Peripheral T cell lymphomas (PTCLs) are a group of rare but aggressive lymphomas derived from mature T cells or natural killer cells with a dismal prognosis. Current treatments for PTCL are ineffective with high relapse rates, largely owing to the lack of targeted therapeutics and a deep mechanistic understanding of the molecular etiology. Recent exome sequencing has unveiled the frequent co-existing somatic mutations in RHOA (G17V) and TET2 in PTCLs, but not in other types of hematological malignancies. Most notably, mutations in both TET2 and RHOA are frequently observed (~60-70%) in angioimmunoblastic T-cell lymphoma (AITL), which is among the most common subtypes of PTCLs with a median overall survival of approximately 1.5 years. Patients with AITL are often associated with autoimmune manifestations, but the mechanistic underpinnings remain unresolved. To examine whether TET2 loss and RhoAG17V alter mature T cell function, we performed adoptive T cell transfer experiments with WT or Tet2 knockout transgenic mice.
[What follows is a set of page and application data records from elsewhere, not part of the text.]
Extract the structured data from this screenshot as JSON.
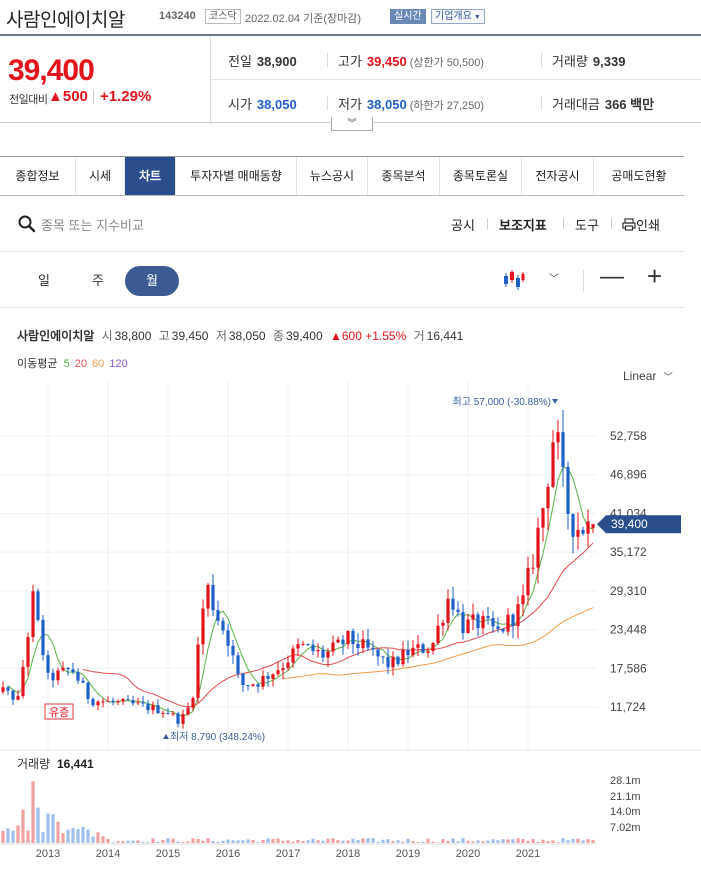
{
  "header": {
    "stock_name": "사람인에이치알",
    "stock_code": "143240",
    "market": "코스닥",
    "date": "2022.02.04 기준(장마감)",
    "realtime": "실시간",
    "overview": "기업개요"
  },
  "price": {
    "current": "39,400",
    "diff_label": "전일대비",
    "diff_value": "▲500",
    "diff_pct": "+1.29%",
    "prev_label": "전일",
    "prev_value": "38,900",
    "high_label": "고가",
    "high_value": "39,450",
    "upper_limit": "(상한가 50,500)",
    "volume_label": "거래량",
    "volume_value": "9,339",
    "open_label": "시가",
    "open_value": "38,050",
    "low_label": "저가",
    "low_value": "38,050",
    "lower_limit": "(하한가 27,250)",
    "amount_label": "거래대금",
    "amount_value": "366 백만"
  },
  "tabs": [
    "종합정보",
    "시세",
    "차트",
    "투자자별 매매동향",
    "뉴스공시",
    "종목분석",
    "종목토론실",
    "전자공시",
    "공매도현황"
  ],
  "active_tab": "차트",
  "toolbar": {
    "search_placeholder": "종목 또는 지수비교",
    "disclosure": "공시",
    "indicators": "보조지표",
    "tools": "도구",
    "print": "인쇄"
  },
  "periods": [
    "일",
    "주",
    "월"
  ],
  "active_period": "월",
  "info": {
    "name": "사람인에이치알",
    "open_k": "시",
    "open_v": "38,800",
    "high_k": "고",
    "high_v": "39,450",
    "low_k": "저",
    "low_v": "38,050",
    "close_k": "종",
    "close_v": "39,400",
    "change": "▲600 +1.55%",
    "vol_k": "거",
    "vol_v": "16,441"
  },
  "ma": {
    "label": "이동평균",
    "p5": "5",
    "p20": "20",
    "p60": "60",
    "p120": "120"
  },
  "scale_mode": "Linear",
  "colors": {
    "up": "#e2131a",
    "down": "#1e5fc8",
    "ma5": "#58b345",
    "ma20": "#e14b4b",
    "ma60": "#f09a4a",
    "ma120": "#8a58c8",
    "accent": "#2b4e8c"
  },
  "chart_data": {
    "type": "candlestick",
    "interval": "monthly",
    "x_ticks": [
      "2013",
      "2014",
      "2015",
      "2016",
      "2017",
      "2018",
      "2019",
      "2020",
      "2021"
    ],
    "y_ticks": [
      "52,758",
      "46,896",
      "41,034",
      "35,172",
      "29,310",
      "23,448",
      "17,586",
      "11,724"
    ],
    "ylim": [
      7500,
      60000
    ],
    "last_price_label": "39,400",
    "high_annotation": "최고 57,000 (-30.88%)",
    "low_annotation": "최저 8,790 (348.24%)",
    "event_label": "유증",
    "volume": {
      "label": "거래량",
      "value": "16,441",
      "y_ticks": [
        "28.1m",
        "21.1m",
        "14.0m",
        "7.02m"
      ]
    },
    "close_path": [
      [
        2012.0,
        15500
      ],
      [
        2012.5,
        12800
      ],
      [
        2012.75,
        28000
      ],
      [
        2013.0,
        16000
      ],
      [
        2013.4,
        17500
      ],
      [
        2013.7,
        12800
      ],
      [
        2014.0,
        12500
      ],
      [
        2014.5,
        12000
      ],
      [
        2015.0,
        11000
      ],
      [
        2015.2,
        9500
      ],
      [
        2015.4,
        12500
      ],
      [
        2015.55,
        25000
      ],
      [
        2015.65,
        30000
      ],
      [
        2015.8,
        26000
      ],
      [
        2016.0,
        22000
      ],
      [
        2016.2,
        15000
      ],
      [
        2016.5,
        15500
      ],
      [
        2016.9,
        18000
      ],
      [
        2017.2,
        21000
      ],
      [
        2017.6,
        19500
      ],
      [
        2018.0,
        22000
      ],
      [
        2018.3,
        20500
      ],
      [
        2018.7,
        18000
      ],
      [
        2019.0,
        20000
      ],
      [
        2019.4,
        21000
      ],
      [
        2019.7,
        29000
      ],
      [
        2019.9,
        24000
      ],
      [
        2020.2,
        24500
      ],
      [
        2020.5,
        23000
      ],
      [
        2020.7,
        25000
      ],
      [
        2020.9,
        27000
      ],
      [
        2021.1,
        35000
      ],
      [
        2021.25,
        42000
      ],
      [
        2021.45,
        54500
      ],
      [
        2021.55,
        47000
      ],
      [
        2021.7,
        40000
      ],
      [
        2021.85,
        38800
      ],
      [
        2022.0,
        39400
      ]
    ]
  }
}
Using this strategy, we generated four groups of recipient mice transferred with T cells as follows: WT, RhoAG17V, Tet2-/-, or Tet2-/-RhoAG17V. Among these four groups, only recipient mice transferred with double mutant T cells displayed severe inflammatory-like phenotypes that ultimately led to early lethality in mice. Moribund mice transferred with Tet2-/-RhoAG17V T cells showed substantial weight loss, severe skin ulcer on tail/paw/ear accompanied with pruritus, and lymphomegaly as typically seen in AITL patients. Histopathological analysis on major organs derived from the Tet2-/-RhoAG17V group indicated severe infiltration of both T and B lymphocytes in major organs, as well as a pronounced increase in the numbers of follicles and activated germinal centers in lymph nodes. Further analysis indicates that Tet2 loss and RhoAG17V mutation cooperated together to exclusively promote CD4+ T cell proliferation and survival, and exert no adverse effects on CD8+ T cells, which recapitulates the mutation spectrum detected in AITL patients, i.e., RhoAG17V is primarily detected in CD4+ T cells but not other T cell subsets. The functional consequence of Tet2 loss and RhoAG17V expression in CD4+ T cells is characterized by an imbalance between the effector and regulatory T cells, which may account for the overt immunoinflammatory phenotypes seen in mouse models. The transcriptome analysis further revealed a pronounced remodeling of the immune signaling network that points to the aberrant expression of several key transcriptional factors. In summary, our study demonstrated a previously-unappreciated cooperativity between Tet2 loss and RhoAG17V mutation in disrupting mature CD4+ T cells function, which is made through the synergy between epigenetic and GTPase signaling pathways. The results obtained from this study provide an additional basis for future development of new diagnosis, prognosis and therapy for PTCL patients.

Note: This abstract was not presented at the meeting.

Citation Format: Shengbing Zang, Jia Li, Haiyan Yang, Wei Han, Jixiang Zhang, Minjung Lee, Yubin Zhou, Deqiang Sun, Yun Huang. TET2 loss and the lymphoma-associated RHOA mutation cooperate to disrupt CD4+ T cell function [abstract]. In: Proceedings of the American Association for Cancer Research Annual Meeting 2017; 2017 Apr 1-5; Washington, DC. Philadelphia (PA): AACR; Cancer Res 2017;77(13 Suppl):Abstract nr 5379. doi:10.1158/1538-7445.AM2017-5379